WASHINGTON -- Ross Perot, the presidential contender who has yet to announce his candidacy, makes his private television debut tomorrow from a Florida fairgrounds, marking the first of many ways he plans to use television to reach the voters directly, without filtering by the news media.
Mr. Perot's appearance, estimated to cost up to $50,000, will be broadcast by satellite. Major networks were not expected to pick it up, although C-SPAN, the cable network, was scheduled to air the program.
The event to be televised will feature the Dallas billionaire at the Central Florida Fairgrounds in Orlando, where he will celebrate his success in getting on the ballot there for the fall. Florida volunteers for Mr. Perot collected nearly 250,000 signatures for his candidacy.
Mr. Perot will employ satellite technology to thank his supporters in five other states -- Ohio, Alabama, Idaho, Kansas and Wyoming -- where his position on the ballot has been secured. Mr. Perot has now qualified to run in at least 14 states, but his aides say they will reach their goal of all 50 states.
Jim Squires, Mr. Perot's spokesman in Dallas, said he had "no idea how big the audience will be" for tomorrow's show. Mr. Perot will be "concentrating on congratulating his workers for all they've done," he added. "It's more of a rally than anything else."
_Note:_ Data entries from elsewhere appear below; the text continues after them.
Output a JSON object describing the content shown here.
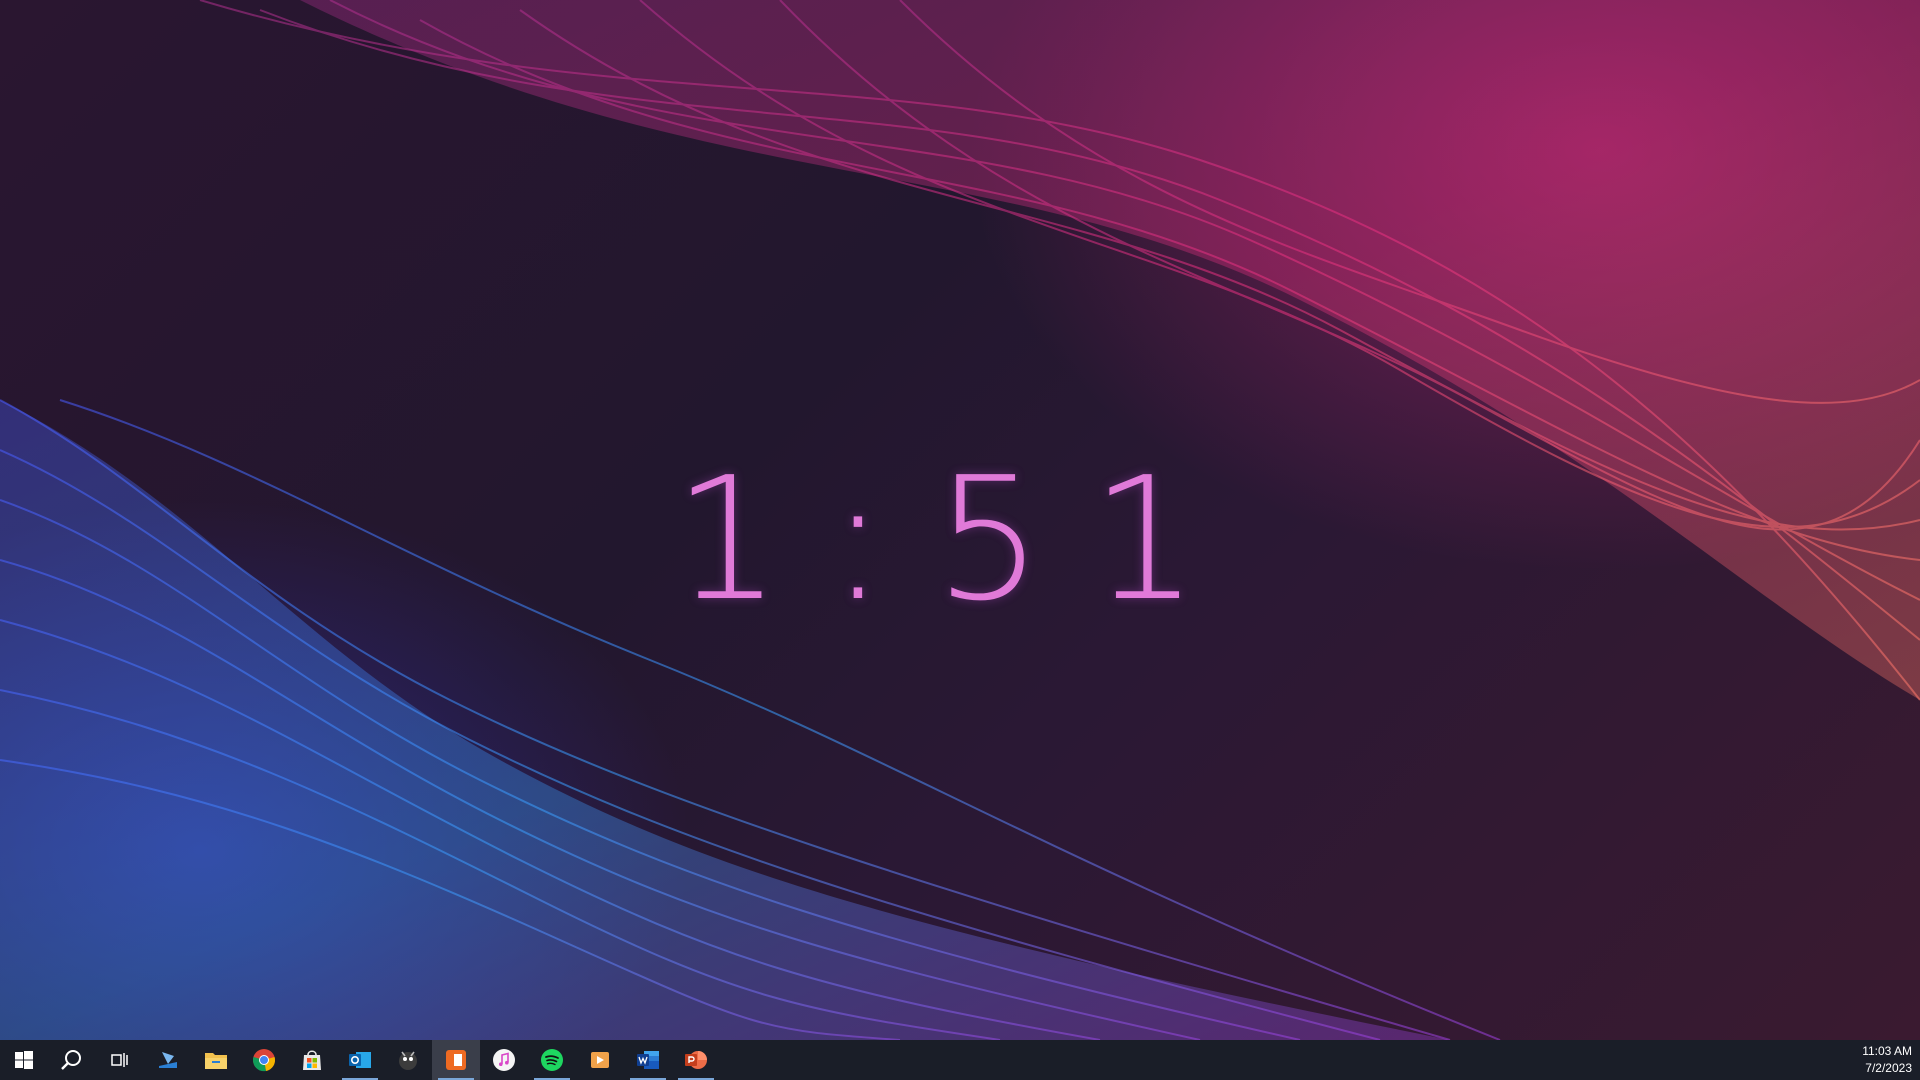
{
  "clock": {
    "hour": "1",
    "separator": ":",
    "minutes_tens": "5",
    "minutes_ones": "1",
    "color": "#e07ad8"
  },
  "taskbar": {
    "background": "#1a1e28",
    "items": [
      {
        "name": "start",
        "icon": "windows-logo-icon"
      },
      {
        "name": "search",
        "icon": "search-icon"
      },
      {
        "name": "task-view",
        "icon": "task-view-icon"
      },
      {
        "name": "app-1",
        "icon": "app-icon"
      },
      {
        "name": "file-explorer",
        "icon": "folder-icon"
      },
      {
        "name": "chrome",
        "icon": "chrome-icon"
      },
      {
        "name": "store",
        "icon": "store-icon"
      },
      {
        "name": "outlook",
        "icon": "outlook-icon"
      },
      {
        "name": "app-2",
        "icon": "app-icon"
      },
      {
        "name": "app-3",
        "icon": "app-icon"
      },
      {
        "name": "itunes",
        "icon": "music-icon"
      },
      {
        "name": "spotify",
        "icon": "spotify-icon"
      },
      {
        "name": "media-player",
        "icon": "play-icon"
      },
      {
        "name": "word",
        "icon": "word-icon"
      },
      {
        "name": "powerpoint",
        "icon": "powerpoint-icon"
      }
    ],
    "tray": {
      "time": "11:03 AM",
      "date": "7/2/2023"
    }
  }
}
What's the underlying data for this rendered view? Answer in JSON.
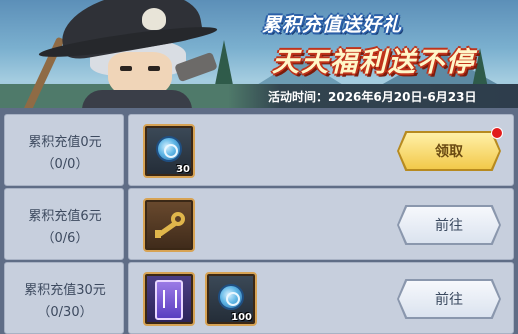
{
  "banner": {
    "title": "累积充值送好礼",
    "slogan": "天天福利送不停",
    "activity_time": "活动时间：2026年6月20日-6月23日"
  },
  "colors": {
    "panel": "#c7cfdd",
    "background": "#5f6d86",
    "slot_border": "#d7a354",
    "claim_button": "#f2c94a",
    "notify_dot": "#e21c1c"
  },
  "rows": [
    {
      "title": "累积充值0元",
      "progress": "（0/0）",
      "rewards": [
        {
          "icon": "blue-coin-icon",
          "qty": "30"
        }
      ],
      "button": "领取",
      "button_state": "claimable",
      "has_notification": true
    },
    {
      "title": "累积充值6元",
      "progress": "（0/6）",
      "rewards": [
        {
          "icon": "golden-key-icon",
          "qty": ""
        }
      ],
      "button": "前往",
      "button_state": "goto",
      "has_notification": false
    },
    {
      "title": "累积充值30元",
      "progress": "（0/30）",
      "rewards": [
        {
          "icon": "purple-card-icon",
          "qty": ""
        },
        {
          "icon": "blue-coin-icon",
          "qty": "100"
        }
      ],
      "button": "前往",
      "button_state": "goto",
      "has_notification": false
    }
  ]
}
Any viewer with a satellite dish can watch Mr. Perot. And C-SPAN's president, Brian Lamb, said his channel will either show the event live or later tomorrow at prime time, depending on activities in the House of Representatives.
When Mr. Perot does enter the race, as he is widely expected to do in the next several weeks, he is likely to try other means of talking directly to voters on television without media interpretation.
Mr. Perot has the money to invest in any innovative scheme he chooses to talk to voters. He has said he would spend $100 million of his own fortune, "or whatever it takes," in the fall campaign.
In recent weeks, Mr. Perot has tangled with reporters on television news programs, who have pressed him for his views on issues such as balancing the budget, seeking soldiers missing in Vietnam and releasing his financial records.